*YOUR OBJECTIVE*: The required result is each line of the entries below containing the string "this".

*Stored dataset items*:
┄┄┄┄┄┄┄┄┄┄┄┄┄┄┄┄┄┄┄┄

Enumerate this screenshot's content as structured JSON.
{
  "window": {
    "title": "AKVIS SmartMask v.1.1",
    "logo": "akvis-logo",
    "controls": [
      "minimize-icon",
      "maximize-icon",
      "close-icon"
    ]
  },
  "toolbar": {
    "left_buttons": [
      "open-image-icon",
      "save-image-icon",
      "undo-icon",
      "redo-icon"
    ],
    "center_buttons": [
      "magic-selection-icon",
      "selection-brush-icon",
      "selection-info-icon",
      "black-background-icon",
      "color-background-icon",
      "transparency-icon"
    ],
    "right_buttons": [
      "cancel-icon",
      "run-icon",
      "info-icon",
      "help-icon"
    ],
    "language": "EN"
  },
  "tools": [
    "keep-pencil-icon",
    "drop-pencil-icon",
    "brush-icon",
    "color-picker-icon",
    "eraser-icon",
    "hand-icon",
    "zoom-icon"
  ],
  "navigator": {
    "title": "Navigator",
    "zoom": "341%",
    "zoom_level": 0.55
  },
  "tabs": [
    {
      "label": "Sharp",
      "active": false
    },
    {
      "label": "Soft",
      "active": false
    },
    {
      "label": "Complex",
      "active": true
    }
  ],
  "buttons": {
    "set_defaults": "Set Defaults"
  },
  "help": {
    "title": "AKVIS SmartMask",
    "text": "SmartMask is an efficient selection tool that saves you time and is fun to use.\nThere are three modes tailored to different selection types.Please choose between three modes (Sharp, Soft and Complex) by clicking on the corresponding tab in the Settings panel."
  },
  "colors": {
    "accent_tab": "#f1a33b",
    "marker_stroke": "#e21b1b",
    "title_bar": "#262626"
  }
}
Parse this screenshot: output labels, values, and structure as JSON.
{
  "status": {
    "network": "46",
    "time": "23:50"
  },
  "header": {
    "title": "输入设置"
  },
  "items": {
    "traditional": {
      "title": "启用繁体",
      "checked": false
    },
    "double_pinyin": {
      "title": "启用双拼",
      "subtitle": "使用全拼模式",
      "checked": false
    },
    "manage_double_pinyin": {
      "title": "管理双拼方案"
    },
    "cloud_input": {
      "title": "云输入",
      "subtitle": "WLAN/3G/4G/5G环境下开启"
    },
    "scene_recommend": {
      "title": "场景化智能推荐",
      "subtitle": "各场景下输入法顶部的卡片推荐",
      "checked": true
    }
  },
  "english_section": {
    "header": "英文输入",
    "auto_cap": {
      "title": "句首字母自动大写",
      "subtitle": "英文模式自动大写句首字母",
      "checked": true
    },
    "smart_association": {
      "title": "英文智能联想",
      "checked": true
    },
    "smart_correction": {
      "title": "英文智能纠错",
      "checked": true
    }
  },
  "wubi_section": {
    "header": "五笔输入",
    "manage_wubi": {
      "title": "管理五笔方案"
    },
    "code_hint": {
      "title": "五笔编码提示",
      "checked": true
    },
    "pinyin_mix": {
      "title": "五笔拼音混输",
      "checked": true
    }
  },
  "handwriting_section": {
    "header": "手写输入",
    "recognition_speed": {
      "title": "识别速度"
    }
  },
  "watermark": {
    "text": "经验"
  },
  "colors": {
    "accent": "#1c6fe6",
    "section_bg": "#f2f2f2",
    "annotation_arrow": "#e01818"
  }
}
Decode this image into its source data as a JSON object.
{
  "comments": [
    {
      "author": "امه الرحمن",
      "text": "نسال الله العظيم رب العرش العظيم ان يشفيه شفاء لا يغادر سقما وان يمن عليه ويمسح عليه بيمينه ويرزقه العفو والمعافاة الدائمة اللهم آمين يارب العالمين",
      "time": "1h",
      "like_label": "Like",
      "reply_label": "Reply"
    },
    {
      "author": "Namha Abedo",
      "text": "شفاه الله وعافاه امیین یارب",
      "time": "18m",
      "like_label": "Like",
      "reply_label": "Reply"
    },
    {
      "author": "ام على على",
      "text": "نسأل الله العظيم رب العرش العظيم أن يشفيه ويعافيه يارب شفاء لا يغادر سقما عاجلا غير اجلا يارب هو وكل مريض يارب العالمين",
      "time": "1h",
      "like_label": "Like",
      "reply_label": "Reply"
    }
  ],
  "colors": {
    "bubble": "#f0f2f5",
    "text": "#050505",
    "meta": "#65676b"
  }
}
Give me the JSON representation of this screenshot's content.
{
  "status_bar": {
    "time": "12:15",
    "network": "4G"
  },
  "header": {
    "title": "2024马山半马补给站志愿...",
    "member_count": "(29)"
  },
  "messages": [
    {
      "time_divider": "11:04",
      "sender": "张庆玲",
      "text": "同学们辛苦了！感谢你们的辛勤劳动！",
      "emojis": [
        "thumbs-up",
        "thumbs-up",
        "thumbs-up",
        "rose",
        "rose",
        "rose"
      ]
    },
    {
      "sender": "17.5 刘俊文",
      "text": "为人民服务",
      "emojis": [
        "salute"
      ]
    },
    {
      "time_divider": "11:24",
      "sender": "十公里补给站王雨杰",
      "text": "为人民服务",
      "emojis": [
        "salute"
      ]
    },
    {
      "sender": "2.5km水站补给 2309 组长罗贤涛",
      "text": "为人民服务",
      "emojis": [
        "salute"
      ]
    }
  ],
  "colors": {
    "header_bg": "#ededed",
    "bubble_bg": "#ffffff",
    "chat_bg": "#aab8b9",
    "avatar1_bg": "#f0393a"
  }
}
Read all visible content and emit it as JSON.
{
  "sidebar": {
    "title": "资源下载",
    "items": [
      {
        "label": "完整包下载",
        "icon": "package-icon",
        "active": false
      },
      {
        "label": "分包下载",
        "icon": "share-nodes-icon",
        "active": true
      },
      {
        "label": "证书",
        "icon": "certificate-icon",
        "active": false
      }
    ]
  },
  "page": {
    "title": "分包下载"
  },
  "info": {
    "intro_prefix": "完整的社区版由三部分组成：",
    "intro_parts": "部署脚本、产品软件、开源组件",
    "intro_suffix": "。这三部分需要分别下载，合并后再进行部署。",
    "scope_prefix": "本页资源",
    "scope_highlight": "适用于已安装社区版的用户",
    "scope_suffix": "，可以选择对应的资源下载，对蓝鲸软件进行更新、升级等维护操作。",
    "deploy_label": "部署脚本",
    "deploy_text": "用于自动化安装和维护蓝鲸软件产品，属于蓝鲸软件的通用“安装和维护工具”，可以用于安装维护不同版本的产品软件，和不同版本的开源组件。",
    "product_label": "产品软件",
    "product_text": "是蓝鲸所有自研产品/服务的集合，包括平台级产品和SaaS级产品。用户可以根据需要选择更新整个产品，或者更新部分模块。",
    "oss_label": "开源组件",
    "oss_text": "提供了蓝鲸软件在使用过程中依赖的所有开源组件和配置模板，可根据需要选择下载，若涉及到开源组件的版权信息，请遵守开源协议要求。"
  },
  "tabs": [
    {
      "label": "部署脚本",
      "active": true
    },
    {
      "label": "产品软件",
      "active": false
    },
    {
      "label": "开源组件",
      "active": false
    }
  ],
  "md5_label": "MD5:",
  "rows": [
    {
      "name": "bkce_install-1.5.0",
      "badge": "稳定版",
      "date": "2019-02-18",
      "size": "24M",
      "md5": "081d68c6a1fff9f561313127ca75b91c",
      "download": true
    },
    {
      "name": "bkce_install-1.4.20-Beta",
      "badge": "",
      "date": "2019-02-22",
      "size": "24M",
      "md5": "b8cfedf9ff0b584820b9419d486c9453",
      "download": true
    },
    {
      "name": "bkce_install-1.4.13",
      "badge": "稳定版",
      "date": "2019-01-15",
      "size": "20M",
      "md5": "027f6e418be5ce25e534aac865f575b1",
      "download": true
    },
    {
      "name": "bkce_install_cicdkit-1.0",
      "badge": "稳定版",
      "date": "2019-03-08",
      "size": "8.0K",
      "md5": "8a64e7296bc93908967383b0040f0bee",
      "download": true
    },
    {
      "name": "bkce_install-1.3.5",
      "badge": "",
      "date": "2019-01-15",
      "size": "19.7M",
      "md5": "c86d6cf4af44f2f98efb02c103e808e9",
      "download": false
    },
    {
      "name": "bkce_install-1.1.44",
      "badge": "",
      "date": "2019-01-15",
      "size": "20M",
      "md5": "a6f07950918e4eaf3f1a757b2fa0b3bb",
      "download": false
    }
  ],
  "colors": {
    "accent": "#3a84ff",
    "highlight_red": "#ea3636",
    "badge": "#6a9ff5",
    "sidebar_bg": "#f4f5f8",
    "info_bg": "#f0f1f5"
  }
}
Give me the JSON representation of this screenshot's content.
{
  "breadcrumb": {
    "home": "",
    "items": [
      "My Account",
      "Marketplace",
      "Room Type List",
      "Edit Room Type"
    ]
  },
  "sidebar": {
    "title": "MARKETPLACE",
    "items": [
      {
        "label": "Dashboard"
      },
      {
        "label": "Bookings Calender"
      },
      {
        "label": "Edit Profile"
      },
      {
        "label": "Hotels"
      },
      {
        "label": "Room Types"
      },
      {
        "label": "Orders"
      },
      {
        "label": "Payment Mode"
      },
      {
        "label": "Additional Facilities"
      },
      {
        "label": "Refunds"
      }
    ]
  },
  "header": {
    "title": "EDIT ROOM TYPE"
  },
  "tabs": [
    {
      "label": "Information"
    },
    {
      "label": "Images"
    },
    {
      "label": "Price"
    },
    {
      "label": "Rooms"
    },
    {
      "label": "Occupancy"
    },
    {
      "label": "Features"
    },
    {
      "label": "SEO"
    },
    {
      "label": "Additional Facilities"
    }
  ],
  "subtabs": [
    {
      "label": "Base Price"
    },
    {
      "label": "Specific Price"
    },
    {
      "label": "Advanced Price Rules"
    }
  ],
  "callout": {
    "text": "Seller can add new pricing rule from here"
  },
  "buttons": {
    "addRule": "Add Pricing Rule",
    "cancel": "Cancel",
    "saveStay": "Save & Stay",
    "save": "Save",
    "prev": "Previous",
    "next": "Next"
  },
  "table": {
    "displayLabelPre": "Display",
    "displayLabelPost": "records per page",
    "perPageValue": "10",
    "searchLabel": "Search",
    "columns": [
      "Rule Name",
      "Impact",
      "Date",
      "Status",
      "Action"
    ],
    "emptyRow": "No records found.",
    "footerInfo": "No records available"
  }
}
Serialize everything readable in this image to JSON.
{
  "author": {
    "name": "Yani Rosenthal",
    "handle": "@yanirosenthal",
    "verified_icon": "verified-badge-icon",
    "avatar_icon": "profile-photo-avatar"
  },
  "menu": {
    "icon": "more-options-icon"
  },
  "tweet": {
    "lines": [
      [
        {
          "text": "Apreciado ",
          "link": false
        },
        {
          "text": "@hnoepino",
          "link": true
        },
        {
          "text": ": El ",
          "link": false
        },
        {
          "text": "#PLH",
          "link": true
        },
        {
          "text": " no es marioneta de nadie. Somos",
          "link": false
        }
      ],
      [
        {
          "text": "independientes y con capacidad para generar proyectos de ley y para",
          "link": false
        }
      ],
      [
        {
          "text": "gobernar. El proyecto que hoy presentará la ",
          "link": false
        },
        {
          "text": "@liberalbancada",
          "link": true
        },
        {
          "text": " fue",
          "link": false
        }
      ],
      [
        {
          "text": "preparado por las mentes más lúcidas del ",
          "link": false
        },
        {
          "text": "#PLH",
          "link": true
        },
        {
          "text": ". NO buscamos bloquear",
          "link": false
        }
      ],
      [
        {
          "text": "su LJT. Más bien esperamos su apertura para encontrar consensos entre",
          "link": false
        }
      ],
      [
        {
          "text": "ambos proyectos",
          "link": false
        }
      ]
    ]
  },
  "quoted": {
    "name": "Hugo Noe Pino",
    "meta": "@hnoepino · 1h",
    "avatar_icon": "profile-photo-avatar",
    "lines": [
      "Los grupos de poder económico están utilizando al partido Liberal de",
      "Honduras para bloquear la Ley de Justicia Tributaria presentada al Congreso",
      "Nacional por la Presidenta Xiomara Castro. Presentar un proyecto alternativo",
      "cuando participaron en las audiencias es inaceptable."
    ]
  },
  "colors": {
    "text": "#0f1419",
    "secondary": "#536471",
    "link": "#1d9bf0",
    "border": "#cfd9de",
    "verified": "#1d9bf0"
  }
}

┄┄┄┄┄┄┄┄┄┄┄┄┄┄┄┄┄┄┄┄

*ANSWER AREA*:
Enumerate this screenshot's content as structured JSON.
Parse this screenshot: output labels, values, and structure as JSON.
Decode this image into its source data as a JSON object.
Give me the JSON representation of this screenshot's content.
Give me the JSON representation of this screenshot's content.
Serialize everything readable in this image to JSON.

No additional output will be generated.